"How many times have you walked away from your partner with a huge story in your mind about what just happened that may or may not have anything to do with the truth?"
Brene Brown's advice on "therapy speak" to employ with your partner: Start the conversation with "The story I'm making up right now is...[insert why you think something is bothering you or the other person]."
"The greatest act of vulnerability is parenting."
"To be human is to be vulnerable...to be the partner and parent you want to be...you need to be vulnerable."
"It's not joy that makes us grateful, it's gratitude that makes us joyful." on practicing gratitude with your family.
"You can't raise whole-hearted kids without talking about vulnerability. Or gender conformity, or privilege, or race."
"I used to talk about 'What would you do if you knew you couldn't fail?' Now I say 'What's worth doing even if you fail?'"
"Tell your kids a story about when you were struggling at the same age. It will change their lives."
If you haven't ever watched Brene Brown speak, her legendary TEDtalk is a great place to start.
This advice from the pros will hopefully help me open back up and enjoy writing again like I used to: Start journaling to get out the emotion and the things that you really want to say. Use that journal as fertilizer (the shit, basically) to get you to the mental space to write the things you can post. The final product can allow you to look back on the emotion with the perspective that (hopefully) you've gained since resolving it, making it not just a venting, but a story with resolution.
I also loved Black Hockey Jesus' exhortation to embrace fantasy in our writing and stop being so goddamed literal. (The wording is mine, the message is his.) Sarcasm very firmly set aside—that man is a poet. I think many in attendance would agree that Jon's writing is so painfully good that it makes one feel sad for their own lack of talent when they read it. Or maybe it's just me and that other person I was talking to who worded it in such a perfect way, but I don't think so...
So, when all was said and done... as a stay-at-home-mother and wife in what I would consider a pretty "traditional" American home (for an almost unseemly amount of years, I might add), my perspective can often get contaminated by the "stories I make up" about why my husband does this or says that. Dad 2.0 set the story straight by allowing me to hear personal stories from real, modern men about how their lives as fathers affects everything they do. It doesn't seem like that big of a revelation, but in our culture that seems almost incapable of showing fatherhood as co-parenting, instead of bumbling ineptitude, it was fantastic to see a bunch of guys who are all just doing their best to love and do right by their kids and families—and saying, "Hey, isn't it about time we got some props for that?"
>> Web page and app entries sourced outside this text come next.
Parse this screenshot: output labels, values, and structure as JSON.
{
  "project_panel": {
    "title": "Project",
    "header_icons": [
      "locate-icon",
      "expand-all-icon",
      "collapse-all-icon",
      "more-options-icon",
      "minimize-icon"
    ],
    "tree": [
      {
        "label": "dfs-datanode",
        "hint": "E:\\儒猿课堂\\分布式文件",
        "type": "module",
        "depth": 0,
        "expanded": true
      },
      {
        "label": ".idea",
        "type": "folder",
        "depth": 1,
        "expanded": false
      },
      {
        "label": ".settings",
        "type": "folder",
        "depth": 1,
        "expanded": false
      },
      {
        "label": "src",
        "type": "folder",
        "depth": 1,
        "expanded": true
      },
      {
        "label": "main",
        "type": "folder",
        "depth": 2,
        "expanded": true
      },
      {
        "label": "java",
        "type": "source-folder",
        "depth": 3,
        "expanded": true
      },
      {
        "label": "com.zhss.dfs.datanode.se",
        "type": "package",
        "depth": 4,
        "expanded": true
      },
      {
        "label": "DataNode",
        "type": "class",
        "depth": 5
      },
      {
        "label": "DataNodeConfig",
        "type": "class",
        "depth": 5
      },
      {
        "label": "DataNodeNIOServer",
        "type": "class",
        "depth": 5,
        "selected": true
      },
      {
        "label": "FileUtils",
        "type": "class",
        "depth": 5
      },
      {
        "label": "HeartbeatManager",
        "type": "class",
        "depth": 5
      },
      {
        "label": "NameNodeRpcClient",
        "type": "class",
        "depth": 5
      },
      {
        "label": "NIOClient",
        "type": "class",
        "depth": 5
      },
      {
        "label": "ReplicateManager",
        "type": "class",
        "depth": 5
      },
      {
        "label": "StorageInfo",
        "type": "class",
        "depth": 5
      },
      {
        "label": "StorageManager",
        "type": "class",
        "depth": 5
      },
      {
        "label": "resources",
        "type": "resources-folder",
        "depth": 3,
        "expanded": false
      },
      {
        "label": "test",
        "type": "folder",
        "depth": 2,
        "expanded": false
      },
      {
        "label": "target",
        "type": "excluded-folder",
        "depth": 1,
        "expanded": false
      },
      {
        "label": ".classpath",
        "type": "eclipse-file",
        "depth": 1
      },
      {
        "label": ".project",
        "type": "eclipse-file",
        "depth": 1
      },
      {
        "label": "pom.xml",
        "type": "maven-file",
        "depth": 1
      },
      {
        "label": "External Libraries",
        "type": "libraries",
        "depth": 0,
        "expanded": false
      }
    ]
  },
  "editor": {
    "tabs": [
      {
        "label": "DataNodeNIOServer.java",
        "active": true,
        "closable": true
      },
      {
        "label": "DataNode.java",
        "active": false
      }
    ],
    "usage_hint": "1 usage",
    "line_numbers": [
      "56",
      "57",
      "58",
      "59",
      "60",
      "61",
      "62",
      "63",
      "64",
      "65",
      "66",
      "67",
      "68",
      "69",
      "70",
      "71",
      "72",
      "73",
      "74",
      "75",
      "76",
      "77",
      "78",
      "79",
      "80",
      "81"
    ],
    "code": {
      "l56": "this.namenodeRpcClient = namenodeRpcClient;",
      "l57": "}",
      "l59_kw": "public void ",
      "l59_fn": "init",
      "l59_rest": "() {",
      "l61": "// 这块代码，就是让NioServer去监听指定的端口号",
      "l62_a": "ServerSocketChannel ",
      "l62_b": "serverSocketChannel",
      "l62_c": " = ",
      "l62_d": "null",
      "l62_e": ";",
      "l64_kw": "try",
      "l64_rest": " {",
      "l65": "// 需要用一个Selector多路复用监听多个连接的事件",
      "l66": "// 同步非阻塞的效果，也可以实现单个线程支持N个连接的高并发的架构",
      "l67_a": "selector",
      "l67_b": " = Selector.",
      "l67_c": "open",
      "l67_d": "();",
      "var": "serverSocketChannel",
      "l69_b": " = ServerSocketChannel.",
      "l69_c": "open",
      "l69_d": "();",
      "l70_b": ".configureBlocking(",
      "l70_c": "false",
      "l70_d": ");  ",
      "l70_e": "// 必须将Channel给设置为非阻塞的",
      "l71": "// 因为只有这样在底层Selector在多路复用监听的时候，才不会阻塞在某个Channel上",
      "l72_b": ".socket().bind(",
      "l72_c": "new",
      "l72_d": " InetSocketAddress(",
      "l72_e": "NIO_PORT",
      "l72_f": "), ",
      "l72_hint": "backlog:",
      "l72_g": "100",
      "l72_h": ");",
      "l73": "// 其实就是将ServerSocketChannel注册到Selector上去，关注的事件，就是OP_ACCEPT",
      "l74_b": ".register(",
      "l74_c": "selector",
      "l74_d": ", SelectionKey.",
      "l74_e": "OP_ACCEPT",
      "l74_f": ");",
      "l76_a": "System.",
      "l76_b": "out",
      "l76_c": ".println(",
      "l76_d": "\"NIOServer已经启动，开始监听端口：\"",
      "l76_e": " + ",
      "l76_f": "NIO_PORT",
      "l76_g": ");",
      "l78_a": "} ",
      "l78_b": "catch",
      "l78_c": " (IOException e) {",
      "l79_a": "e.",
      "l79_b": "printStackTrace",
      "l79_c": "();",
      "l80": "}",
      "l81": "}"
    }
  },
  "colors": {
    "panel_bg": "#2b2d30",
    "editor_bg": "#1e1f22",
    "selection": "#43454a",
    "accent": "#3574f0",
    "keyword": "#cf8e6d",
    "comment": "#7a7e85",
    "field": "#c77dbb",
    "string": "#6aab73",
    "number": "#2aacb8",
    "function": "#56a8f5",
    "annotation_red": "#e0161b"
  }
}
On top of the thought-provoking speeches, emotional post readings, and a general feeling of "Holy shit, these guys are some of the most thoughtful, coolest, and greatest dads ever." —while NEVER being self-congratulatory about it, I might add—the conference brought together a handful of blogging karaoke die-hards.
You may have seen something in the news about a supernova exploding in the Houston area over the weekend. Rest easy, it was just Chris Read exploding onto the stage at Spotlight Karaoke with a graceful, yet slightly menacing, swing around a karaoke stage stripper pole. Un-fucking-believable. Watch the video below for two nights' worth of highlights...
I want to put about forty links in to all the great people I got to meet and spend time with and the friends I had a chance to reconnect with, too— but a short list is going to have to do: Faiqa, Kristen, Father Muskrat, Andy, Kevin, Jason, Jim, Momo, Polly, Whit, Charlie, Isabel, Liz, Adam, and a special thanks to my pregnant roomie, Jill @babyrabies, for being my designated driver and voice of reason.